Would you please print the data a second time, exactly as it stands?

-- Data for review follows --

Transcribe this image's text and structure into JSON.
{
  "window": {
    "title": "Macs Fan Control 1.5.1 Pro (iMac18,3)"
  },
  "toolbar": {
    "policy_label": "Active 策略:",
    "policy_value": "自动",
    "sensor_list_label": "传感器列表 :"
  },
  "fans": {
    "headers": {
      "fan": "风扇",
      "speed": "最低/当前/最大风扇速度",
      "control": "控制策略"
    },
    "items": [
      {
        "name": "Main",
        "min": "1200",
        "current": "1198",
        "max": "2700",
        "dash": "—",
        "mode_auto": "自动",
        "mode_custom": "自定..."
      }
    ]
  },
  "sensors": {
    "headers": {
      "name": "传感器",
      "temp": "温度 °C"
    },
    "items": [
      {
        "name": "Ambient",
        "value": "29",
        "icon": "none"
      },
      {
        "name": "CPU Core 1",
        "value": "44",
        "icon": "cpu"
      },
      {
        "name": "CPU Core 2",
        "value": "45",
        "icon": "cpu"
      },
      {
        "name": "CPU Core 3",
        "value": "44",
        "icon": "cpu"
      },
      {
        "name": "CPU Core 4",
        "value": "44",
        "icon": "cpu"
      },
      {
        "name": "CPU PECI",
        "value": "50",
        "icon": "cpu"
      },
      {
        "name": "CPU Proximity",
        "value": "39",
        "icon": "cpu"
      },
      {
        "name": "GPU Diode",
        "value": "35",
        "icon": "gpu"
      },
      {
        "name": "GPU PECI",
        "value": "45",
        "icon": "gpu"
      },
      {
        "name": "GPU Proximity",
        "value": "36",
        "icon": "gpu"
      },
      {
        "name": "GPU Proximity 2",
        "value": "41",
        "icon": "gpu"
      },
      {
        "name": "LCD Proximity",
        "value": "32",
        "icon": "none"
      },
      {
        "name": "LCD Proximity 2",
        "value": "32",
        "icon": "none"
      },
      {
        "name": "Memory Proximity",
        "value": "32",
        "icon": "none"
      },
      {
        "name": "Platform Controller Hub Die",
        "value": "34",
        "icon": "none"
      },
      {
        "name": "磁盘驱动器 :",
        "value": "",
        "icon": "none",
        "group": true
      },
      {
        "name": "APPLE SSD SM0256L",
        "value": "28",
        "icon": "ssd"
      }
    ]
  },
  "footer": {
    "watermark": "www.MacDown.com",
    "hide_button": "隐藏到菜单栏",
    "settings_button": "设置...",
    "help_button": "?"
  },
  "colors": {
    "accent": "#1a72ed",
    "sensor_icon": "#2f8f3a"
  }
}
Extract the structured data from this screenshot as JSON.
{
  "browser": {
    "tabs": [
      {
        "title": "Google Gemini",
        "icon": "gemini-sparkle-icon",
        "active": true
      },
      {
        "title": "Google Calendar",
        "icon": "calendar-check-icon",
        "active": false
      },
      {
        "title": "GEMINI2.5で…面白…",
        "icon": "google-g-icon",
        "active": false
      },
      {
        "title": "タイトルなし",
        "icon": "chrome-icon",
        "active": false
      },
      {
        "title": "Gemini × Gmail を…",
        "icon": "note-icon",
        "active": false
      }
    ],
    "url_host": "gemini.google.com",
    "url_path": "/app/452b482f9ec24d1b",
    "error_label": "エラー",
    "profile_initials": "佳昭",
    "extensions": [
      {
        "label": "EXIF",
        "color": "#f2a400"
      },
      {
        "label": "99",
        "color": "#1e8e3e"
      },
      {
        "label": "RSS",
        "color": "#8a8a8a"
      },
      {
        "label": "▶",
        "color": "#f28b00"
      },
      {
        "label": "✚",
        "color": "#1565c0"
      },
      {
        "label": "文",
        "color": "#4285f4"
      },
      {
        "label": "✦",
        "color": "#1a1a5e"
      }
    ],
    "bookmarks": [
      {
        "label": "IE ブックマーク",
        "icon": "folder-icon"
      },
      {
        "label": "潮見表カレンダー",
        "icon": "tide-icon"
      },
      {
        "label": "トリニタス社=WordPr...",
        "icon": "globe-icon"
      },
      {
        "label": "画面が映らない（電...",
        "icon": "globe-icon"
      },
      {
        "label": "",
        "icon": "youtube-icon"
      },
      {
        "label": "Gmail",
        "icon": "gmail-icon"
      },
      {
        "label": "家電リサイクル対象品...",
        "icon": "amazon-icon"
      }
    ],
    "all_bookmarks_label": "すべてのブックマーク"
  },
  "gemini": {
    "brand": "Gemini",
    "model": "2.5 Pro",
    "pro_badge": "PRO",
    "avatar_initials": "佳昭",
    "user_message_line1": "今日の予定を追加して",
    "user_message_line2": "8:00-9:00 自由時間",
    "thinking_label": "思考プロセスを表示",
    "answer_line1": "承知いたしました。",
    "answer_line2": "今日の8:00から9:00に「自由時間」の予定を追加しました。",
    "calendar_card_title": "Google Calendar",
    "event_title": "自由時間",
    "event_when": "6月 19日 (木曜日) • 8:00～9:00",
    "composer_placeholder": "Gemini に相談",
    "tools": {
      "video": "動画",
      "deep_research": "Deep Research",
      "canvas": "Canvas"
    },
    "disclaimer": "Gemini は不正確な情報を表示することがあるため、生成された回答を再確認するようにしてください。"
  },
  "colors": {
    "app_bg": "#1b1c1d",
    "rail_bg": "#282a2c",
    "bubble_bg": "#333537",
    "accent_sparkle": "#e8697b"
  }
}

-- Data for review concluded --

▶ _Output for this exercise_
Transcribe this image's text and structure into JSON.
{
  "window": {
    "title": "Macs Fan Control 1.5.1 Pro (iMac18,3)"
  },
  "toolbar": {
    "policy_label": "Active 策略:",
    "policy_value": "自动",
    "sensor_list_label": "传感器列表 :"
  },
  "fans": {
    "headers": {
      "fan": "风扇",
      "speed": "最低/当前/最大风扇速度",
      "control": "控制策略"
    },
    "items": [
      {
        "name": "Main",
        "min": "1200",
        "current": "1198",
        "max": "2700",
        "dash": "—",
        "mode_auto": "自动",
        "mode_custom": "自定..."
      }
    ]
  },
  "sensors": {
    "headers": {
      "name": "传感器",
      "temp": "温度 °C"
    },
    "items": [
      {
        "name": "Ambient",
        "value": "29",
        "icon": "none"
      },
      {
        "name": "CPU Core 1",
        "value": "44",
        "icon": "cpu"
      },
      {
        "name": "CPU Core 2",
        "value": "45",
        "icon": "cpu"
      },
      {
        "name": "CPU Core 3",
        "value": "44",
        "icon": "cpu"
      },
      {
        "name": "CPU Core 4",
        "value": "44",
        "icon": "cpu"
      },
      {
        "name": "CPU PECI",
        "value": "50",
        "icon": "cpu"
      },
      {
        "name": "CPU Proximity",
        "value": "39",
        "icon": "cpu"
      },
      {
        "name": "GPU Diode",
        "value": "35",
        "icon": "gpu"
      },
      {
        "name": "GPU PECI",
        "value": "45",
        "icon": "gpu"
      },
      {
        "name": "GPU Proximity",
        "value": "36",
        "icon": "gpu"
      },
      {
        "name": "GPU Proximity 2",
        "value": "41",
        "icon": "gpu"
      },
      {
        "name": "LCD Proximity",
        "value": "32",
        "icon": "none"
      },
      {
        "name": "LCD Proximity 2",
        "value": "32",
        "icon": "none"
      },
      {
        "name": "Memory Proximity",
        "value": "32",
        "icon": "none"
      },
      {
        "name": "Platform Controller Hub Die",
        "value": "34",
        "icon": "none"
      },
      {
        "name": "磁盘驱动器 :",
        "value": "",
        "icon": "none",
        "group": true
      },
      {
        "name": "APPLE SSD SM0256L",
        "value": "28",
        "icon": "ssd"
      }
    ]
  },
  "footer": {
    "watermark": "www.MacDown.com",
    "hide_button": "隐藏到菜单栏",
    "settings_button": "设置...",
    "help_button": "?"
  },
  "colors": {
    "accent": "#1a72ed",
    "sensor_icon": "#2f8f3a"
  }
}
Extract the structured data from this screenshot as JSON.
{
  "browser": {
    "tabs": [
      {
        "title": "Google Gemini",
        "icon": "gemini-sparkle-icon",
        "active": true
      },
      {
        "title": "Google Calendar",
        "icon": "calendar-check-icon",
        "active": false
      },
      {
        "title": "GEMINI2.5で…面白…",
        "icon": "google-g-icon",
        "active": false
      },
      {
        "title": "タイトルなし",
        "icon": "chrome-icon",
        "active": false
      },
      {
        "title": "Gemini × Gmail を…",
        "icon": "note-icon",
        "active": false
      }
    ],
    "url_host": "gemini.google.com",
    "url_path": "/app/452b482f9ec24d1b",
    "error_label": "エラー",
    "profile_initials": "佳昭",
    "extensions": [
      {
        "label": "EXIF",
        "color": "#f2a400"
      },
      {
        "label": "99",
        "color": "#1e8e3e"
      },
      {
        "label": "RSS",
        "color": "#8a8a8a"
      },
      {
        "label": "▶",
        "color": "#f28b00"
      },
      {
        "label": "✚",
        "color": "#1565c0"
      },
      {
        "label": "文",
        "color": "#4285f4"
      },
      {
        "label": "✦",
        "color": "#1a1a5e"
      }
    ],
    "bookmarks": [
      {
        "label": "IE ブックマーク",
        "icon": "folder-icon"
      },
      {
        "label": "潮見表カレンダー",
        "icon": "tide-icon"
      },
      {
        "label": "トリニタス社=WordPr...",
        "icon": "globe-icon"
      },
      {
        "label": "画面が映らない（電...",
        "icon": "globe-icon"
      },
      {
        "label": "",
        "icon": "youtube-icon"
      },
      {
        "label": "Gmail",
        "icon": "gmail-icon"
      },
      {
        "label": "家電リサイクル対象品...",
        "icon": "amazon-icon"
      }
    ],
    "all_bookmarks_label": "すべてのブックマーク"
  },
  "gemini": {
    "brand": "Gemini",
    "model": "2.5 Pro",
    "pro_badge": "PRO",
    "avatar_initials": "佳昭",
    "user_message_line1": "今日の予定を追加して",
    "user_message_line2": "8:00-9:00 自由時間",
    "thinking_label": "思考プロセスを表示",
    "answer_line1": "承知いたしました。",
    "answer_line2": "今日の8:00から9:00に「自由時間」の予定を追加しました。",
    "calendar_card_title": "Google Calendar",
    "event_title": "自由時間",
    "event_when": "6月 19日 (木曜日) • 8:00～9:00",
    "composer_placeholder": "Gemini に相談",
    "tools": {
      "video": "動画",
      "deep_research": "Deep Research",
      "canvas": "Canvas"
    },
    "disclaimer": "Gemini は不正確な情報を表示することがあるため、生成された回答を再確認するようにしてください。"
  },
  "colors": {
    "app_bg": "#1b1c1d",
    "rail_bg": "#282a2c",
    "bubble_bg": "#333537",
    "accent_sparkle": "#e8697b"
  }
}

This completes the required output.